Piers 30-32, the hulking, derelict platform in the shadow of the Bay Bridge, is the site San Francisco development goes to die.
An incomplete list
: In 1993, a proposed cruise ship terminal and exhibition hall was nixed due to lack of funds; in 2006, the exorbitant cost of retrofitting the rotting piers killed housing, retail, and a cruise ship terminal; in 2008 an office development fell through; in 2012 the ever-expanding retrofitting costs scared off Larry Ellison
(and kept the city from doling out rent credits to his heirs into the 22nd century); and, earlier this year, the Golden State Warriors bolted from the site, ruining what Mayor Ed Lee prematurely tabbed "my legacy project.
Lee's legacy site isn't just rotting away, however.

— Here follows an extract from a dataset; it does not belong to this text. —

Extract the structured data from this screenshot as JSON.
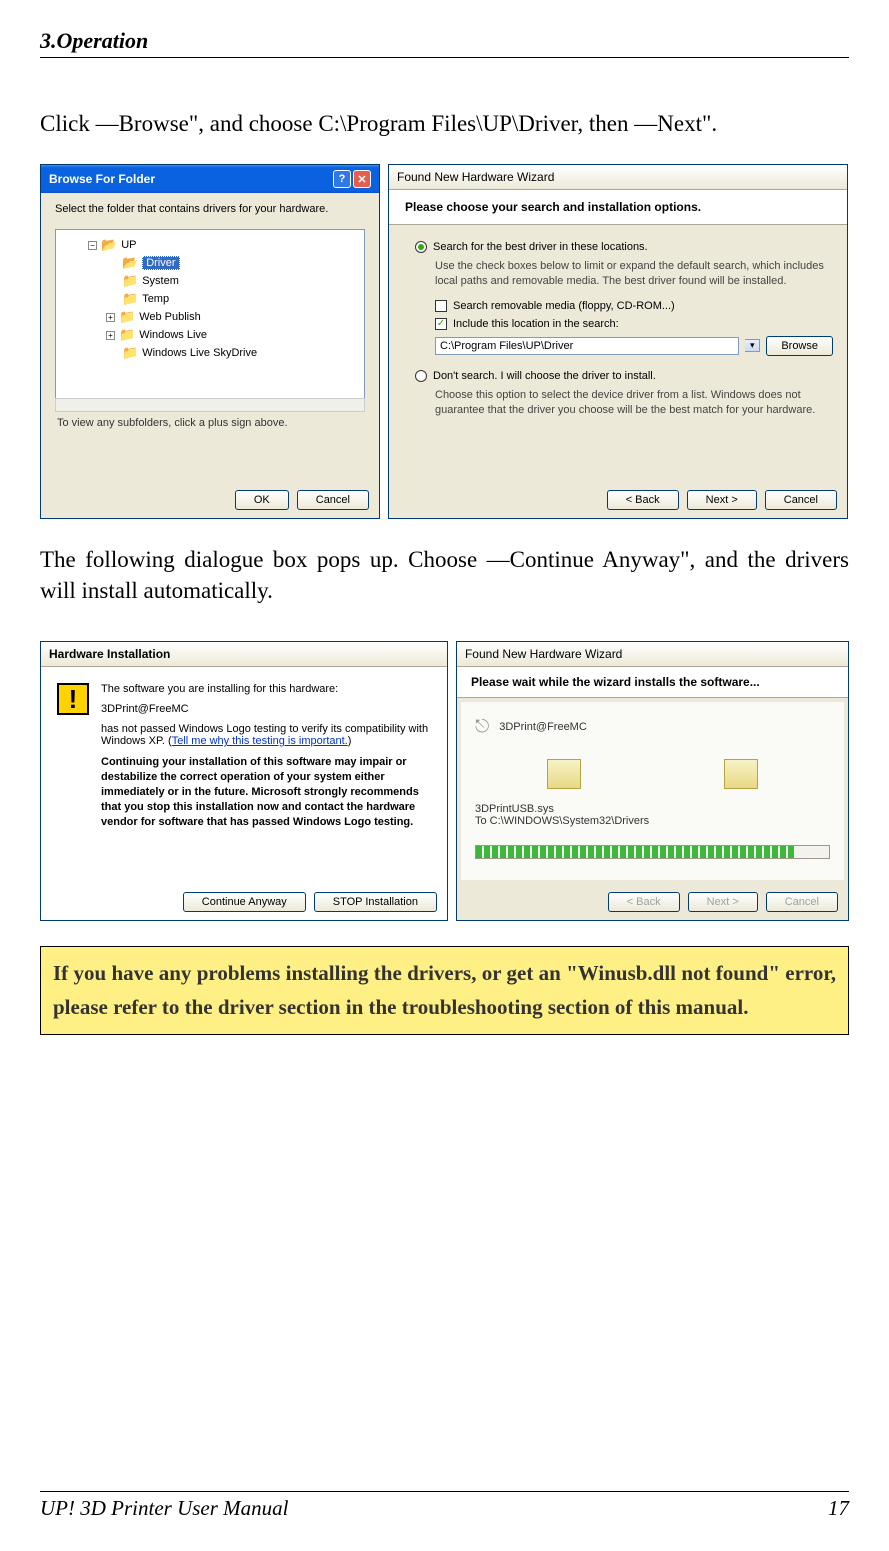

It is now the home of the biweekly "Cars and Coffee
" gatherings, in which hot cars and the prerequisite scantily clad women in ridiculous heels

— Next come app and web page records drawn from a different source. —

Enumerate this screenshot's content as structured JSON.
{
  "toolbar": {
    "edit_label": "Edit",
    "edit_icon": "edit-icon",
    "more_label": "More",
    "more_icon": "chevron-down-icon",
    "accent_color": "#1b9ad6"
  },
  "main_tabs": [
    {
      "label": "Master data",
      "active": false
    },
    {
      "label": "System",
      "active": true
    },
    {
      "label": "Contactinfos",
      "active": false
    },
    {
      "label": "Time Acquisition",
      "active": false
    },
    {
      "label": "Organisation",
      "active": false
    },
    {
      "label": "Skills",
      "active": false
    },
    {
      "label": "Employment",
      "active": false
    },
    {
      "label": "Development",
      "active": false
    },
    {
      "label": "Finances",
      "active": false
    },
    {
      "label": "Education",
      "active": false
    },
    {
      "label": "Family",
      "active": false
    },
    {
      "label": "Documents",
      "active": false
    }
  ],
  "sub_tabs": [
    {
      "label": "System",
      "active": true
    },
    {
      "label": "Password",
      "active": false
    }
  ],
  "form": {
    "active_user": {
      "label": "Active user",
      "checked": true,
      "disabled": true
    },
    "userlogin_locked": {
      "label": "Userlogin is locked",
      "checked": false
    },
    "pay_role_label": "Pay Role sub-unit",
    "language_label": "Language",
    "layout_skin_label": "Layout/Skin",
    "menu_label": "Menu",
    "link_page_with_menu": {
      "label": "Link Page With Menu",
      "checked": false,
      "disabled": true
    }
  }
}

are put on exhibition.
The organizers of this endeavor haven't yet returned our messages. But, rest assured, it's not just a free exhibition of amazing cars
and ... more amazing cars

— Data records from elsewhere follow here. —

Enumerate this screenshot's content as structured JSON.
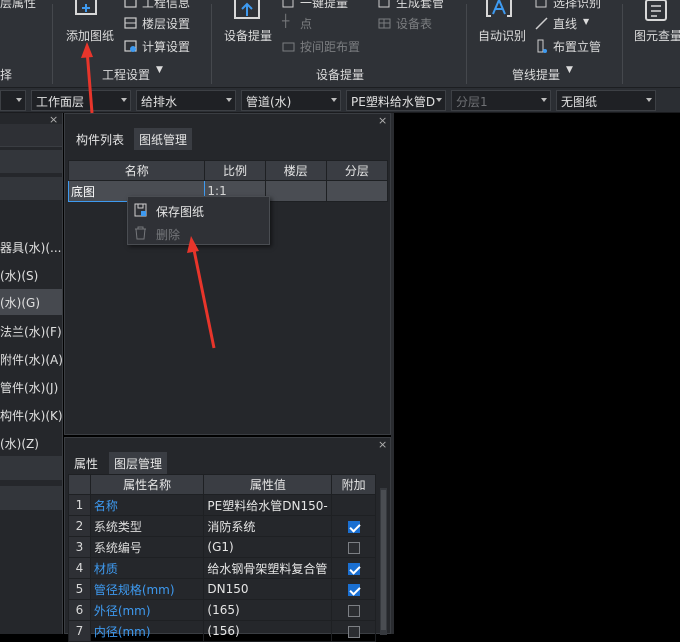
{
  "ribbon": {
    "add_drawing": "添加图纸",
    "project_info": "工程信息",
    "floor_settings": "楼层设置",
    "calc_settings": "计算设置",
    "project_settings_group": "工程设置",
    "device_extract": "设备提量",
    "one_key_extract": "一键提量",
    "point": "点",
    "spacing_layout": "按间距布置",
    "generate_set": "生成套管",
    "device_table": "设备表",
    "device_extract_group": "设备提量",
    "auto_identify": "自动识别",
    "select_identify": "选择识别",
    "straight_line": "直线",
    "vertical_pipe": "布置立管",
    "pipeline_extract_group": "管线提量",
    "element_query": "图元查量",
    "cut_left_1": "层属性",
    "cut_left_2": "择"
  },
  "toolbar": {
    "dd0": "",
    "work_plane": "工作面层",
    "discipline": "给排水",
    "element_type": "管道(水)",
    "pipe_spec": "PE塑料给水管D",
    "sublayer": "分层1",
    "drawing": "无图纸"
  },
  "left_tree": {
    "items": [
      "器具(水)(...",
      "(水)(S)",
      "(水)(G)",
      "法兰(水)(F)",
      "附件(水)(A)",
      "管件(水)(J)",
      "构件(水)(K)",
      "(水)(Z)"
    ]
  },
  "component_panel": {
    "tabs": [
      "构件列表",
      "图纸管理"
    ],
    "columns": [
      "名称",
      "比例",
      "楼层",
      "分层"
    ],
    "rows": [
      {
        "name": "底图",
        "scale": "1:1",
        "floor": "",
        "sublayer": ""
      }
    ],
    "close": "×"
  },
  "context_menu": {
    "save_drawing": "保存图纸",
    "delete": "删除"
  },
  "property_panel": {
    "tabs": [
      "属性",
      "图层管理"
    ],
    "columns": [
      "属性名称",
      "属性值",
      "附加"
    ],
    "rows": [
      {
        "no": "1",
        "name": "名称",
        "value": "PE塑料给水管DN150-",
        "checked": null,
        "blue": true
      },
      {
        "no": "2",
        "name": "系统类型",
        "value": "消防系统",
        "checked": true,
        "blue": false
      },
      {
        "no": "3",
        "name": "系统编号",
        "value": "(G1)",
        "checked": false,
        "blue": false
      },
      {
        "no": "4",
        "name": "材质",
        "value": "给水钢骨架塑料复合管",
        "checked": true,
        "blue": true
      },
      {
        "no": "5",
        "name": "管径规格(mm)",
        "value": "DN150",
        "checked": true,
        "blue": true
      },
      {
        "no": "6",
        "name": "外径(mm)",
        "value": "(165)",
        "checked": false,
        "blue": true
      },
      {
        "no": "7",
        "name": "内径(mm)",
        "value": "(156)",
        "checked": false,
        "blue": true
      }
    ],
    "close": "×"
  },
  "colors": {
    "accent_blue": "#3e9af0",
    "annotation_arrow": "#e8352b",
    "panel_bg": "#25272b",
    "ribbon_bg": "#2f3237"
  }
}
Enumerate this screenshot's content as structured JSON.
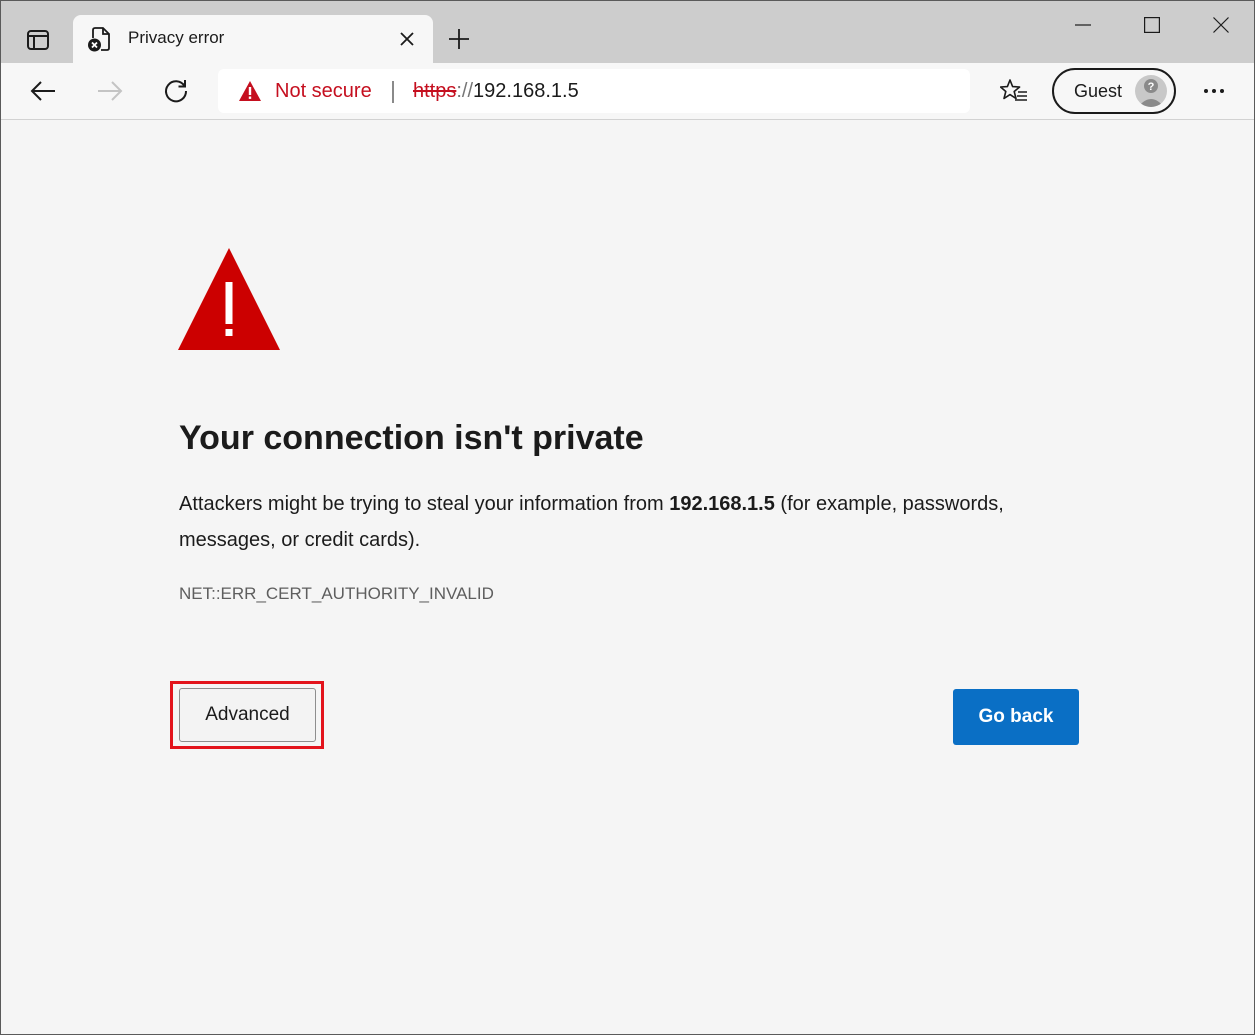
{
  "browser": {
    "tab": {
      "title": "Privacy error",
      "favicon": "error-document-icon"
    },
    "icons": {
      "tab_actions": "tab-actions-icon",
      "tab_close": "close-icon",
      "new_tab": "plus-icon",
      "minimize": "minimize-icon",
      "maximize": "maximize-icon",
      "close_window": "close-icon",
      "back": "arrow-left-icon",
      "forward": "arrow-right-icon",
      "refresh": "refresh-icon",
      "favorites": "favorites-star-icon",
      "more": "ellipsis-icon"
    },
    "address_bar": {
      "security_label": "Not secure",
      "url_scheme": "https",
      "url_separator": "://",
      "url_host": "192.168.1.5"
    },
    "profile": {
      "label": "Guest"
    },
    "forward_enabled": false
  },
  "page": {
    "heading": "Your connection isn't private",
    "description": {
      "before": "Attackers might be trying to steal your information from ",
      "host": "192.168.1.5",
      "after": " (for example, passwords, messages, or credit cards)."
    },
    "error_code": "NET::ERR_CERT_AUTHORITY_INVALID",
    "buttons": {
      "advanced": "Advanced",
      "go_back": "Go back"
    },
    "highlighted_element": "advanced-button"
  },
  "colors": {
    "warning_red": "#c50f1f",
    "icon_red": "#cc0000",
    "primary_blue": "#0a6fc5",
    "highlight_red": "#e3141c"
  }
}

. It's a free day out in the sun, and a chance for you to donate to the Gum Moon Resource Center
. The next Cars and Coffee gathering will be on Aug. 2, starting at the amazing Saturday hour of 8 a.m.
Well, the Gum Moon Resource Center is a worthy cause. Perhaps that's why Lee himself showed up at a past event
, along with Supervisors David Chiu and Jane Kim. All were fully clothed.
One thing you can say about an auto show: There's no shortage of parking
Update, 11:45 a.m.
Craig Fossella, the local organizer for Cars and Coffee, dropped a line. The event is pretty much what you'd think it is: "People come and congregate and bring their cars and get to know like-minded people."
It's free for attendees and car exhibitors pay $5 to offset the rental costs for Piers 30-32. In case you're wondering, the space runs $3,000 a pop for a three-hour event. Following the Aug. 2 show, Cars and Coffee will be monthly and not biweekly.
The car show has a one-year rental agreement with the Port of San Francisco — which, the aforementioned politicos opined at the opening show on June 28, was a good first step toward doing something
with the space.
Fossella, meanwhile, says he "doesn't have a car I'd exhibit. I drive an SUV."